*** Begin section ***

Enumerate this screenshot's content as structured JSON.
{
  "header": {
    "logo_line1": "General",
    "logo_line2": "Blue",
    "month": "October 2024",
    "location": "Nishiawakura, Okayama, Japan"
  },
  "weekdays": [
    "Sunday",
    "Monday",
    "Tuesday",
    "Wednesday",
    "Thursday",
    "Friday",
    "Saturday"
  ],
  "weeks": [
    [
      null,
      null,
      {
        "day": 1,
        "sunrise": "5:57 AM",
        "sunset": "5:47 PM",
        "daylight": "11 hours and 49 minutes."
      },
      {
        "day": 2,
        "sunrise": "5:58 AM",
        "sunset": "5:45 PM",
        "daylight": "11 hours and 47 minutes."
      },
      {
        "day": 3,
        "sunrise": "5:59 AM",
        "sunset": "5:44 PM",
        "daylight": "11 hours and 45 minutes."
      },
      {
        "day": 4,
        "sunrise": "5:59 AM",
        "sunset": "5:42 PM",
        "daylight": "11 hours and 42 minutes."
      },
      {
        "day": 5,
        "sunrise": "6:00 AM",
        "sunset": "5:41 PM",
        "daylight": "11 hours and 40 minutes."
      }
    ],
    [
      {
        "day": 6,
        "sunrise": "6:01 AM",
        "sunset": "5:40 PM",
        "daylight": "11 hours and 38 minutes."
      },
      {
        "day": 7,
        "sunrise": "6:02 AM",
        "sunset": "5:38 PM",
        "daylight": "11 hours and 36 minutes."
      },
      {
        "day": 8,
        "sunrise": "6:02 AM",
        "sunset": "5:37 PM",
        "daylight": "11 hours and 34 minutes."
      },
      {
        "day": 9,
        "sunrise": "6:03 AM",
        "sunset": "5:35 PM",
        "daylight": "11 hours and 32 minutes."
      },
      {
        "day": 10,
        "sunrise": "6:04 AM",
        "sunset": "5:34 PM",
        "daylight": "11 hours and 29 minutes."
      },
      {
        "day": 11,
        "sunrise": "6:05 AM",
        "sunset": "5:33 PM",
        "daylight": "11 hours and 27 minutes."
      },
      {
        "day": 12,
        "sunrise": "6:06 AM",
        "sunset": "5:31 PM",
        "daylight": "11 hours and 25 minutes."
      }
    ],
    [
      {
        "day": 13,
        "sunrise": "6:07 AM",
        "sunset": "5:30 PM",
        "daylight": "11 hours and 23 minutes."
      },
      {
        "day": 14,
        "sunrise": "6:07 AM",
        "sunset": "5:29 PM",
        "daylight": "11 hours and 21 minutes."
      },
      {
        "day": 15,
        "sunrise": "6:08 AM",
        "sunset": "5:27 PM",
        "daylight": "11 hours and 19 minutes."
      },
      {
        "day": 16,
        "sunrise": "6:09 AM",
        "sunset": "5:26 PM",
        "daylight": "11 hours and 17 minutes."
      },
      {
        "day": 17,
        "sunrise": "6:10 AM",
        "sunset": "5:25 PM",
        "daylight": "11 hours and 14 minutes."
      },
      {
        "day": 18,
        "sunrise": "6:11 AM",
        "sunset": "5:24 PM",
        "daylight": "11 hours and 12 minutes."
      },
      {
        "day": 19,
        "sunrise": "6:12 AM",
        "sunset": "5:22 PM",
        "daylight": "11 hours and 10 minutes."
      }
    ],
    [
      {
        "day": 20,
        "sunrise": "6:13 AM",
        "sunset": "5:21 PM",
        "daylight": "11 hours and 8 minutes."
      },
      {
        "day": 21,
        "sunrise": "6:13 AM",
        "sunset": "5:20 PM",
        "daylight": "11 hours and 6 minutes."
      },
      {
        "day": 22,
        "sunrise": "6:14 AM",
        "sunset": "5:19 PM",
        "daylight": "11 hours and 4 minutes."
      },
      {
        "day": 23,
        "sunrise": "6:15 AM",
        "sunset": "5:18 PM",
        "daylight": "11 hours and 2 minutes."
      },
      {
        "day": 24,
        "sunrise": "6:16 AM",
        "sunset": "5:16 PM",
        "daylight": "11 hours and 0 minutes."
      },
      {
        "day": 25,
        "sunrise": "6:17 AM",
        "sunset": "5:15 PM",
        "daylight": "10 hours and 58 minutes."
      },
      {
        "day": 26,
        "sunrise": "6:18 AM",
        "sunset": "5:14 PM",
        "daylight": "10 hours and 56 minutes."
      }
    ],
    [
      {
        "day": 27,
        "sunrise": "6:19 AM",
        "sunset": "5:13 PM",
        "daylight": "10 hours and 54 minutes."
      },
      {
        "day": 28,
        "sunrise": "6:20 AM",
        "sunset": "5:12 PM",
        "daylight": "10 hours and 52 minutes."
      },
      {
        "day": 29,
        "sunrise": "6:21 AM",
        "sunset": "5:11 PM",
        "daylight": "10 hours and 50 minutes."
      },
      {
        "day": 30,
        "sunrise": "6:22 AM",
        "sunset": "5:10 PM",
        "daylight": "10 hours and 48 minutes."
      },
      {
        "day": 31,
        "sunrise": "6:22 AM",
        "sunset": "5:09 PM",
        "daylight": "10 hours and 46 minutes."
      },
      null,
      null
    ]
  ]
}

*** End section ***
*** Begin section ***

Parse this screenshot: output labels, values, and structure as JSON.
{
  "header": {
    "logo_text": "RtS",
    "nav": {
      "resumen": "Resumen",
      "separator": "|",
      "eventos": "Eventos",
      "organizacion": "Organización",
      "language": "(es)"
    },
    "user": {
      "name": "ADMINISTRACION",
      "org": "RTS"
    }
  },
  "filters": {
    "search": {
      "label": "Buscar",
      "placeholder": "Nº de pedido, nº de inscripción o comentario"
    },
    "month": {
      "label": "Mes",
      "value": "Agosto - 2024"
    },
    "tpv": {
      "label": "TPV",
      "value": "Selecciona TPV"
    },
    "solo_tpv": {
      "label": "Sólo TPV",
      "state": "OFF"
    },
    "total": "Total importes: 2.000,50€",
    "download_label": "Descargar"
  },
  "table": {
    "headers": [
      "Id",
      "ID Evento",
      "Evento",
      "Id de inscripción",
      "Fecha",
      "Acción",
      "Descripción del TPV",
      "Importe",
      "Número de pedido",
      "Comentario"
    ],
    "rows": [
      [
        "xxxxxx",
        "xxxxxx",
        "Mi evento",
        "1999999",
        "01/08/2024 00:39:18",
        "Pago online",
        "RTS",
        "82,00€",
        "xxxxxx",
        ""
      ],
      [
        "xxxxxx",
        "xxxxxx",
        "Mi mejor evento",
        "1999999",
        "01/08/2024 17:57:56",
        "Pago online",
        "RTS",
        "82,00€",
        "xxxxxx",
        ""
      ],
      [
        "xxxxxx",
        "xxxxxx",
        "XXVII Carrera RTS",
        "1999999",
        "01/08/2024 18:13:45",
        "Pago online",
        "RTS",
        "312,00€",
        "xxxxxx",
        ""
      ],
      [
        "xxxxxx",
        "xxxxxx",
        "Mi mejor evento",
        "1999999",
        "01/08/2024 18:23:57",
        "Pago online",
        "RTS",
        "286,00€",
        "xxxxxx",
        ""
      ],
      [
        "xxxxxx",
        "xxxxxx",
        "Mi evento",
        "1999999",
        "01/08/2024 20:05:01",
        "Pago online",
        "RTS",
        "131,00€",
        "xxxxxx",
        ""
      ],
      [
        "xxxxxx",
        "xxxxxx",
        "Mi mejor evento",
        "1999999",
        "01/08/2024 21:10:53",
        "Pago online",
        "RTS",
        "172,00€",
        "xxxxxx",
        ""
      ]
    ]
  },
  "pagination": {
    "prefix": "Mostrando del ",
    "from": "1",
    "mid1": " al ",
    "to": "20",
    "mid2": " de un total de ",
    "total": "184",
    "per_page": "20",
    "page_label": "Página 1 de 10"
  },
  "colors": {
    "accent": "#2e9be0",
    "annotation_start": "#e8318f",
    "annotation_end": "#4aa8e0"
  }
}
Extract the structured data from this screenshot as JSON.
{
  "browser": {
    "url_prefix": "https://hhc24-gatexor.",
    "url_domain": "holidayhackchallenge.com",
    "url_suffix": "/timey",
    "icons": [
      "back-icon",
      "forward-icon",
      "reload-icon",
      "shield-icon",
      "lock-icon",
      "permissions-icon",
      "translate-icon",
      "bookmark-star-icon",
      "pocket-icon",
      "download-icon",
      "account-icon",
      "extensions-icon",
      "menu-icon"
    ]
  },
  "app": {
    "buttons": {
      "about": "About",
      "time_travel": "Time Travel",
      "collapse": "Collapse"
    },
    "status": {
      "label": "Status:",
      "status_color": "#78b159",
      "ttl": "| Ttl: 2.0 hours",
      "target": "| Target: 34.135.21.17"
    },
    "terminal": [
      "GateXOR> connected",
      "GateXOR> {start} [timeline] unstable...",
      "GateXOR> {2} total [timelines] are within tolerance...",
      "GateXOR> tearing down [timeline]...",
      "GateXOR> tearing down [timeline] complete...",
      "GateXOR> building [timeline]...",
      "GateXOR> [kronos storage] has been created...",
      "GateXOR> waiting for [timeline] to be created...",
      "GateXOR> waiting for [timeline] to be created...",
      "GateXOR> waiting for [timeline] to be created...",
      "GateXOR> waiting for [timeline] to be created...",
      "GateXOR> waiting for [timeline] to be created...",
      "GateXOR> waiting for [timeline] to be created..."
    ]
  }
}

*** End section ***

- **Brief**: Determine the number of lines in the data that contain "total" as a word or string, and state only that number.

- **Output for this exercise**: 4